Why do we sound different on a recording?

Hey guys, it’s me, that guy, you know, the one that can’t type and took like 6 tries to type this sentence alone – yeah, that one. Anyway, enough of the long cliche openers, today’s question is; why do we sound different on a recording compared to when we hear ourselves normally? Well, it’s actually quite a simple answer and it’s to do with how we hear ourselves.

So, when we usually hear people we hear them through our ears, and that’s just basic knowledge, that’s what you know in preschool, but here’s the thing; we don’t hear ourselves through our ears. I know, mind blown. Anyway, the way that the sound from our vocal cords gets to our ear drum is through our skull, rather than the conventional way of our ear canal. What this does is it spreads out the sound waves and as the sound waves spread further apart the frequency lowers, meaning that you hear yourself in a deeper pitch as opposed to how someone else would hear you.

So that begs the qustion; what does that have to do with how we sound on a recording? Well, when you hear yourself on a recording, you hear your own voice through the conventional way of the ear canal, meaning that the sound waves don’t travel through the skull first, meaning that the pitch is raised compared to how you would usually hear yourself. Now, this is the reason that people don’t like the sound of their own voice:
1) Because men think they sound manly and deep voiced when they don’t…
2) You aren’t used to this voice and your brain doesn’t see it as being you so the unfamiliarity creates a natural opposition.

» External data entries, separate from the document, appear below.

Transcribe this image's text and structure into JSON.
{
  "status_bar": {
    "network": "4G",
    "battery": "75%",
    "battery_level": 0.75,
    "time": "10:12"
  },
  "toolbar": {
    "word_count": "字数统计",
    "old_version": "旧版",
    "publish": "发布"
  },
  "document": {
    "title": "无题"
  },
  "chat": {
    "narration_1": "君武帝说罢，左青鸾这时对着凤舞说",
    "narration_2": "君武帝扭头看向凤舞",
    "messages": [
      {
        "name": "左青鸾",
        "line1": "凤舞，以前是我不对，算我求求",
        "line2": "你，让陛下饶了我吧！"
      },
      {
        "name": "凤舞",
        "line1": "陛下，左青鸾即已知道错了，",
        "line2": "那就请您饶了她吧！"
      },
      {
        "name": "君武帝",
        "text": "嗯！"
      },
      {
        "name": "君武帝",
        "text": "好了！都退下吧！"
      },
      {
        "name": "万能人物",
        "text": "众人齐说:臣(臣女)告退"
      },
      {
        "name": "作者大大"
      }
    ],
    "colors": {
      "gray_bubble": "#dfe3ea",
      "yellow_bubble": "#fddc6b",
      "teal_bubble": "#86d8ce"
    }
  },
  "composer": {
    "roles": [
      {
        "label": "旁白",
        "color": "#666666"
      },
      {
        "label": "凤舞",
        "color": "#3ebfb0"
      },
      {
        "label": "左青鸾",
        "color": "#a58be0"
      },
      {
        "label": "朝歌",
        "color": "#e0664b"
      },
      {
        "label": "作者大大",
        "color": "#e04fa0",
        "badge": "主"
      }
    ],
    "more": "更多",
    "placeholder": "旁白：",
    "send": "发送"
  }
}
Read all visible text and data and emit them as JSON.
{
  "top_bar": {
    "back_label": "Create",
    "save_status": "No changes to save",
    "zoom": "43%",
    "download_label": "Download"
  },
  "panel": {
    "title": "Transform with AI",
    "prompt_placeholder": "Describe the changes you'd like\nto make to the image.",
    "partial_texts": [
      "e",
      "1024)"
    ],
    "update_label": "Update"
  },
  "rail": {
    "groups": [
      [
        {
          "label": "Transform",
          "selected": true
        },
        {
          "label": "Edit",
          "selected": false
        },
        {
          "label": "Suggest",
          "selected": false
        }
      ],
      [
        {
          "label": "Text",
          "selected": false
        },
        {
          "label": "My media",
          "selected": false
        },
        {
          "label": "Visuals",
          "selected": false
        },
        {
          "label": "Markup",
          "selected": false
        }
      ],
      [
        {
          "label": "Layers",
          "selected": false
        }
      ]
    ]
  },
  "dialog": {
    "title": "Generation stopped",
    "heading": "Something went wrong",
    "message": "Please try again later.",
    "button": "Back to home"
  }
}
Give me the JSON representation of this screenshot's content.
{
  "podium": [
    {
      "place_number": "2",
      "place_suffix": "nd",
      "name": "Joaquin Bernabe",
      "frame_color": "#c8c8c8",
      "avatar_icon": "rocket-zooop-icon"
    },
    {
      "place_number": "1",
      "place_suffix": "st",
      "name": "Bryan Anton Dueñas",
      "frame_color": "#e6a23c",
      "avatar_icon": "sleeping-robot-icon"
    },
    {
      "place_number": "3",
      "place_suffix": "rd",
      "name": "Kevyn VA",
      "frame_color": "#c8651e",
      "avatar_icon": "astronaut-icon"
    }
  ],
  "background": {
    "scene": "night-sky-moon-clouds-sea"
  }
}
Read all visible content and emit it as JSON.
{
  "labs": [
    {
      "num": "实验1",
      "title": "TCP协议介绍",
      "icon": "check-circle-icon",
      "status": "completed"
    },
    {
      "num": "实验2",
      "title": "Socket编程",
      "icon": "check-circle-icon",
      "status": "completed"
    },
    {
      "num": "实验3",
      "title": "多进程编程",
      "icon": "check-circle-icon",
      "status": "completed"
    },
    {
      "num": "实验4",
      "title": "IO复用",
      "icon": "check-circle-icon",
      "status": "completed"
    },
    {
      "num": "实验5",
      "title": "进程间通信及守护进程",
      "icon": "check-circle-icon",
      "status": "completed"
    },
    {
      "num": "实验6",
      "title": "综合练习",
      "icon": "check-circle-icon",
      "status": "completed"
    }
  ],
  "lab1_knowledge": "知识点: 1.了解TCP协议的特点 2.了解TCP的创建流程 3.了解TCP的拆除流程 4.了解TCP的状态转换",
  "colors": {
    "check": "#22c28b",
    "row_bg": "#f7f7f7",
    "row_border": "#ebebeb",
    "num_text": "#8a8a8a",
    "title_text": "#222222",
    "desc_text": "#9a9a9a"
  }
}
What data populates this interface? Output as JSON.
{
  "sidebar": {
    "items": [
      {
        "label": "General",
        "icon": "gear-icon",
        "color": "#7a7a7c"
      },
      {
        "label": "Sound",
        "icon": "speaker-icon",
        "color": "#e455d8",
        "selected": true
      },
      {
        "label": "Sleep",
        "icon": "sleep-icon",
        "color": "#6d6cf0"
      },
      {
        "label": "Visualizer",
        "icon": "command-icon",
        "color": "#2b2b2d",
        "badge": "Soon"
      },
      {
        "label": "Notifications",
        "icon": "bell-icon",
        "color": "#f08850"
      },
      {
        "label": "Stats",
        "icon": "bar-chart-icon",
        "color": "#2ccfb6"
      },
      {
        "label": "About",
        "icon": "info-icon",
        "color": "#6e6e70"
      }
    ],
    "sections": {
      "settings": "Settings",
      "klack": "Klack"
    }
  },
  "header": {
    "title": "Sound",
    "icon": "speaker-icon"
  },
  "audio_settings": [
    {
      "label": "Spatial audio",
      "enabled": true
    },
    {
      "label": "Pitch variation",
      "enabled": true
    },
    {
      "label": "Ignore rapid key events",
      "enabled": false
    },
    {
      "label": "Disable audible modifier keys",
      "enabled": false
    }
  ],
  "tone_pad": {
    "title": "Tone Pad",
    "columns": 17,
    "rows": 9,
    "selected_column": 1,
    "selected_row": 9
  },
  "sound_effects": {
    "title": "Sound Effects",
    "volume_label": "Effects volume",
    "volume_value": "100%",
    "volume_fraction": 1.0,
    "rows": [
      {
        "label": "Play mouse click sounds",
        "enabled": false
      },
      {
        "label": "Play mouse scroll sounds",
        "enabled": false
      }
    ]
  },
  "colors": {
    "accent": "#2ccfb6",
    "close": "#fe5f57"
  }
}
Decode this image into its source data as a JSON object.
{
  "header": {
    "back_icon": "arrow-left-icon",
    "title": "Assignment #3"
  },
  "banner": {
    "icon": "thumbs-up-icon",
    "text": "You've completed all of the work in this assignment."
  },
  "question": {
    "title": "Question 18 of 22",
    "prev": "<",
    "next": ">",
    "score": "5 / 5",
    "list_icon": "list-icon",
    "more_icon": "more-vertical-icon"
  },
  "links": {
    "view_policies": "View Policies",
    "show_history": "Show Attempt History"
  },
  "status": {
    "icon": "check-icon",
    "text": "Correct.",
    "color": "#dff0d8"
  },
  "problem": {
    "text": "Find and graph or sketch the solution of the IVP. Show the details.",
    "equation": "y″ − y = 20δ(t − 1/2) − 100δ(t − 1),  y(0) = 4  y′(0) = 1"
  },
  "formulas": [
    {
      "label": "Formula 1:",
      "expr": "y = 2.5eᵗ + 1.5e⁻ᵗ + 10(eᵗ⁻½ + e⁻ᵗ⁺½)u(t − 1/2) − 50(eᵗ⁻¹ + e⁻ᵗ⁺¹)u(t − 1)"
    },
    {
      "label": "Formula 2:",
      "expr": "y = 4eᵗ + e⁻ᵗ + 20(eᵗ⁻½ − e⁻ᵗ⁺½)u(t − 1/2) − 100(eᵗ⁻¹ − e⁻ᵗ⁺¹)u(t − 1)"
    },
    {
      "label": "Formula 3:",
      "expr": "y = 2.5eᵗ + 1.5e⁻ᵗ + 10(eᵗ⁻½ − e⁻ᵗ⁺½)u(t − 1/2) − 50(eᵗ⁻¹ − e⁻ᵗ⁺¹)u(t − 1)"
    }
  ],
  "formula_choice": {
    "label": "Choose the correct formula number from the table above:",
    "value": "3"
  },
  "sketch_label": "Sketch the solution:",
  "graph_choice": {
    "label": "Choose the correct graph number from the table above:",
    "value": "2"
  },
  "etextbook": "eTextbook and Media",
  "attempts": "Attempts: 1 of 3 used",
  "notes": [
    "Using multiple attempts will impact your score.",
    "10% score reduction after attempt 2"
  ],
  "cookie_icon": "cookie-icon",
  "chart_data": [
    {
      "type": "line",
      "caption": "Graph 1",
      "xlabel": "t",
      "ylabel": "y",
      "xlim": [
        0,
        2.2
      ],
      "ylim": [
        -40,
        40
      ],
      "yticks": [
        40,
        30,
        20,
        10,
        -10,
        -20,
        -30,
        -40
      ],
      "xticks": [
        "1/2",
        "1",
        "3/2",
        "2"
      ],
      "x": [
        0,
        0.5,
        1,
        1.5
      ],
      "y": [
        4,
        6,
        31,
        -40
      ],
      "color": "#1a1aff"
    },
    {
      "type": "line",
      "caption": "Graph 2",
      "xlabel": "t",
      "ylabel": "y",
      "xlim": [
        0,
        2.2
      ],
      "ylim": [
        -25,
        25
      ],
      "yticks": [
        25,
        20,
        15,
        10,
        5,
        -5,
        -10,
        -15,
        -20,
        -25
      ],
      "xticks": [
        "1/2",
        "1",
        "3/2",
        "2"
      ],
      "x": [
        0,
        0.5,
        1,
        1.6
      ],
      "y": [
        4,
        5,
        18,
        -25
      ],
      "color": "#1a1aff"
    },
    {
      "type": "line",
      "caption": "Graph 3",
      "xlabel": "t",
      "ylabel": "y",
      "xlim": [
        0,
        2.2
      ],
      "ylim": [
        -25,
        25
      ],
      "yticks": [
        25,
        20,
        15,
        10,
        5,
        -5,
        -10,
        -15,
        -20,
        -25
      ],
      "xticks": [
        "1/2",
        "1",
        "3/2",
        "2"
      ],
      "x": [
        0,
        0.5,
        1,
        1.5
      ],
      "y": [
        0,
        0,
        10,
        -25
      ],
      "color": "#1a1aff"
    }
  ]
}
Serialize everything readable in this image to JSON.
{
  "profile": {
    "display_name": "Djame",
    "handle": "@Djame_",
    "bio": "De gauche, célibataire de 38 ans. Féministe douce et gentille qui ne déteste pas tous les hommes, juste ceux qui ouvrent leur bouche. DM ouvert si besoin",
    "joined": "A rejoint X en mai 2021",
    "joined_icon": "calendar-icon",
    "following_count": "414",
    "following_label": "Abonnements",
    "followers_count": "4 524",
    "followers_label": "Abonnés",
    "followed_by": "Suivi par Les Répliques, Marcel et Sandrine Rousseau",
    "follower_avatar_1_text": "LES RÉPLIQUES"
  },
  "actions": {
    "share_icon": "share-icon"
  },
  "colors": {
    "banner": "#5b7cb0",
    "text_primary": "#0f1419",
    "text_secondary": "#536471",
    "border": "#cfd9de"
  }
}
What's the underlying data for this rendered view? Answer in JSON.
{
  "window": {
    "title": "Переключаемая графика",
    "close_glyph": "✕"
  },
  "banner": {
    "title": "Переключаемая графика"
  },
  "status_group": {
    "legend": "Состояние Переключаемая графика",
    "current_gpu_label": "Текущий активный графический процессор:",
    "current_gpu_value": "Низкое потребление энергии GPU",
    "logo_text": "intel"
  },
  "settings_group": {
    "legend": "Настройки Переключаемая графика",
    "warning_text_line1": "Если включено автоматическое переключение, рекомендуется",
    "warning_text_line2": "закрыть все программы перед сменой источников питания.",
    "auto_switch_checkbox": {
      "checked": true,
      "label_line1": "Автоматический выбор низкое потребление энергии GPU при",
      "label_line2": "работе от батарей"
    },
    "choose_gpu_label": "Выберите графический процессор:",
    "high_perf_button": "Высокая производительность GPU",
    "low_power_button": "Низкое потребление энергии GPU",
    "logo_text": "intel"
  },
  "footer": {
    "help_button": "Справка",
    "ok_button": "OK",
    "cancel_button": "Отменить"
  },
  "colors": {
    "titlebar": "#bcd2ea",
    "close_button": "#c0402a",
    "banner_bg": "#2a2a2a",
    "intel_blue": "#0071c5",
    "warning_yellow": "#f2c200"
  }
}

Thank you all for reading and I hoped you enjoyed and learned something new – like if you did enjoy this post, follow for more questions answered and message me if you have a question of your own.